**Task directions**
Copy out the full listing that comes next, exactly.

Segment Open

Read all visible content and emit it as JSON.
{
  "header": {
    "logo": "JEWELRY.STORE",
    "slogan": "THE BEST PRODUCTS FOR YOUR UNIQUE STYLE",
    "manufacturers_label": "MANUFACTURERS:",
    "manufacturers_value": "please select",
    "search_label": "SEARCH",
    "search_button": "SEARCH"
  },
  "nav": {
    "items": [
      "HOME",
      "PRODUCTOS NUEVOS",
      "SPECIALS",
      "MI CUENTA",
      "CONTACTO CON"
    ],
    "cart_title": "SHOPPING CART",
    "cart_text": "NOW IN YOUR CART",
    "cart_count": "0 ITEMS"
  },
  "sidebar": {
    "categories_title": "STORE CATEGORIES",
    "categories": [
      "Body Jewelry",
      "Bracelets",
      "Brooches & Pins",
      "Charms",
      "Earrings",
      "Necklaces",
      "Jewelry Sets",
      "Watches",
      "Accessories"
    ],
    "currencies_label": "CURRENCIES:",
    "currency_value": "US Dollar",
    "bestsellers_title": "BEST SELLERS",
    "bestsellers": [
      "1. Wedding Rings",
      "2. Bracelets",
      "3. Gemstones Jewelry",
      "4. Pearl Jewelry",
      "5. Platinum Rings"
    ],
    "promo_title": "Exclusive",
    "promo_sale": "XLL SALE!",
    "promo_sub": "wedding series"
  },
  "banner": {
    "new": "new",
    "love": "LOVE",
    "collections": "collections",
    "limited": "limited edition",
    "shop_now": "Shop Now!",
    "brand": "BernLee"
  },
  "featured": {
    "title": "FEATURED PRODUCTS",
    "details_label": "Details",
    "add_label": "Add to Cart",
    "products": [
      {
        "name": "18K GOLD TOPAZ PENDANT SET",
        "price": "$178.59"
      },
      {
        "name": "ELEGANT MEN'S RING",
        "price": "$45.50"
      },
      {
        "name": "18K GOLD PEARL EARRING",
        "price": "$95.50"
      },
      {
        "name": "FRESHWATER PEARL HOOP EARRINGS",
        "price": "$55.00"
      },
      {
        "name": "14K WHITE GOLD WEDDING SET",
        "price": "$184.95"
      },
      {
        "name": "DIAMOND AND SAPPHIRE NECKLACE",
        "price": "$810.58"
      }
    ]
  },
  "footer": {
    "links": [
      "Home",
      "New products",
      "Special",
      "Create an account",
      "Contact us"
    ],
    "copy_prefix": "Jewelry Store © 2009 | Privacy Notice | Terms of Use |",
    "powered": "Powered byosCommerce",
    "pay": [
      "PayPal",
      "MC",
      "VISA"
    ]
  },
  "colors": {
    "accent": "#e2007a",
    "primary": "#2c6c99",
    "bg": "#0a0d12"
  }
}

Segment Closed

**Solution for this exercise**
Read all visible content and emit it as JSON.
{
  "header": {
    "logo": "JEWELRY.STORE",
    "slogan": "THE BEST PRODUCTS FOR YOUR UNIQUE STYLE",
    "manufacturers_label": "MANUFACTURERS:",
    "manufacturers_value": "please select",
    "search_label": "SEARCH",
    "search_button": "SEARCH"
  },
  "nav": {
    "items": [
      "HOME",
      "PRODUCTOS NUEVOS",
      "SPECIALS",
      "MI CUENTA",
      "CONTACTO CON"
    ],
    "cart_title": "SHOPPING CART",
    "cart_text": "NOW IN YOUR CART",
    "cart_count": "0 ITEMS"
  },
  "sidebar": {
    "categories_title": "STORE CATEGORIES",
    "categories": [
      "Body Jewelry",
      "Bracelets",
      "Brooches & Pins",
      "Charms",
      "Earrings",
      "Necklaces",
      "Jewelry Sets",
      "Watches",
      "Accessories"
    ],
    "currencies_label": "CURRENCIES:",
    "currency_value": "US Dollar",
    "bestsellers_title": "BEST SELLERS",
    "bestsellers": [
      "1. Wedding Rings",
      "2. Bracelets",
      "3. Gemstones Jewelry",
      "4. Pearl Jewelry",
      "5. Platinum Rings"
    ],
    "promo_title": "Exclusive",
    "promo_sale": "XLL SALE!",
    "promo_sub": "wedding series"
  },
  "banner": {
    "new": "new",
    "love": "LOVE",
    "collections": "collections",
    "limited": "limited edition",
    "shop_now": "Shop Now!",
    "brand": "BernLee"
  },
  "featured": {
    "title": "FEATURED PRODUCTS",
    "details_label": "Details",
    "add_label": "Add to Cart",
    "products": [
      {
        "name": "18K GOLD TOPAZ PENDANT SET",
        "price": "$178.59"
      },
      {
        "name": "ELEGANT MEN'S RING",
        "price": "$45.50"
      },
      {
        "name": "18K GOLD PEARL EARRING",
        "price": "$95.50"
      },
      {
        "name": "FRESHWATER PEARL HOOP EARRINGS",
        "price": "$55.00"
      },
      {
        "name": "14K WHITE GOLD WEDDING SET",
        "price": "$184.95"
      },
      {
        "name": "DIAMOND AND SAPPHIRE NECKLACE",
        "price": "$810.58"
      }
    ]
  },
  "footer": {
    "links": [
      "Home",
      "New products",
      "Special",
      "Create an account",
      "Contact us"
    ],
    "copy_prefix": "Jewelry Store © 2009 | Privacy Notice | Terms of Use |",
    "powered": "Powered byosCommerce",
    "pay": [
      "PayPal",
      "MC",
      "VISA"
    ]
  },
  "colors": {
    "accent": "#e2007a",
    "primary": "#2c6c99",
    "bg": "#0a0d12"
  }
}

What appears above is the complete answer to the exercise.